As the sun began to touch the tip of the horizon, we headed for home, deciding to stop for a bite of supper along the way. “Let’s find a place we’ve never been,” my husband who is always up for new adventures. Soon we came to a little café in a small town, saw some cars parked nearby, and decided it might be worth checking out.

Greeted at the door by a pleasant aroma coming from the kitchen and a friendly young woman, we noticed two dining rooms. On the right was a warm, inviting area, with several tables occupied by customers enjoying dinner. Our hostess began to lead us in that direction, until we turned and scoped out the smaller room on the left. It was more casual looking and people seemed to be clustered in groups rather than individual dining parties. There were toes tapping and heads nodding in rhythm, as music filled the air. Not the typical recorded songs playing through overhead speakers but rather a group of adults playing assorted instruments and singing vintage tunes.

“We’d like to sit in here,” we quickly asked, hoping our hostess would agree. “No problem, she replied. “On Sunday evenings people get together to sing and play a while. No big thing.
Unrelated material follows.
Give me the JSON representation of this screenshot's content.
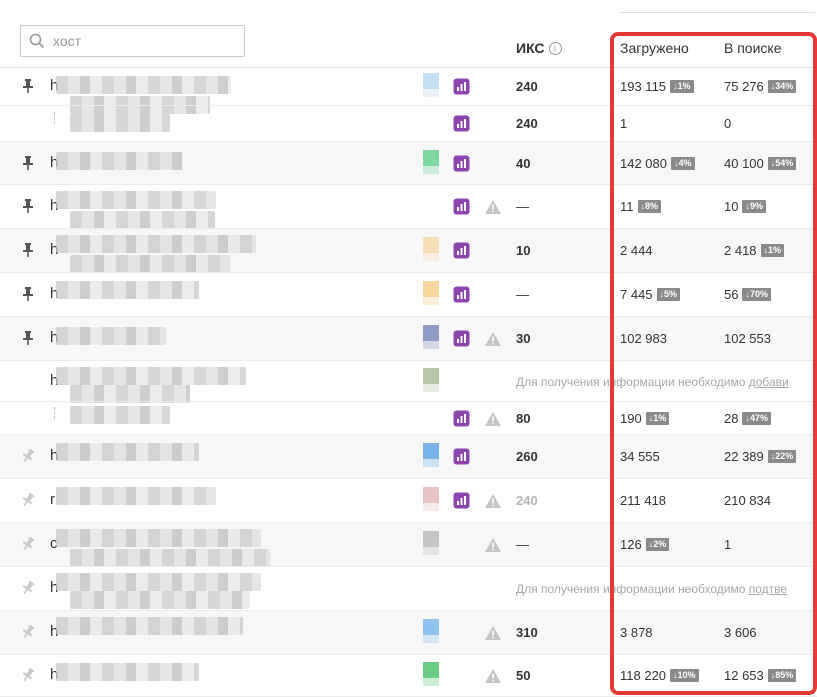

You’re welcome to join in if you’d like.”

We ended up lingering over a pleasant country meal, a collection of nostalgic music and some relaxing conversation.

We even dared sing along a time or two, not so anyone could hear beyond our table, just an effort to enjoy an unexpected pocket of pleasure together. The music was an assortment from classic country, to old ballads, even a few show tunes and a bit of vintage rock and roll thrown in, reflecting the broad range of age and life experiences of the group that entertained us. Actually, I think they were there to entertain themselves and we were just eavesdropping on their fun together.

It was such a treat to watch these musicians sing and play from the depths of their memories and out of the overflow of their love of music. They struck a chord with this musician’s soul. It wasn’t about their accuracy of word or note. It was about their freedom to express themselves in a way that brought smiles and a connection with those who gathered on the sidelines. They hadn’t rehearsed or planned anything in advance, other than to show up and share an evening together. No pretension. No judgment. No pride. Simply a love for their God-given talent and respect for the same in others.

Knowing we had a drive ahead before we reached our home, we thanked the musicians for sharing their music with us and were on our way, agreeing we would find our way back there again. On the way home, we talked about the pleasure we saw in the spirits of those musicians as they played and sang from their hearts. It was refreshing to share that experience with them. Life can get so busy and so orchestrated at times—for us all—with full agendas to follow and tasks to accomplish. We may not take the time to simply relax and enjoy each other’s company, each other’s talents, each other’s laughter and life experiences. The agenda for those musicians that night was simple: Make the most of the present moment and share what you have with those around you. I’m thankful we shared that same agenda. The stuff great memories are made of.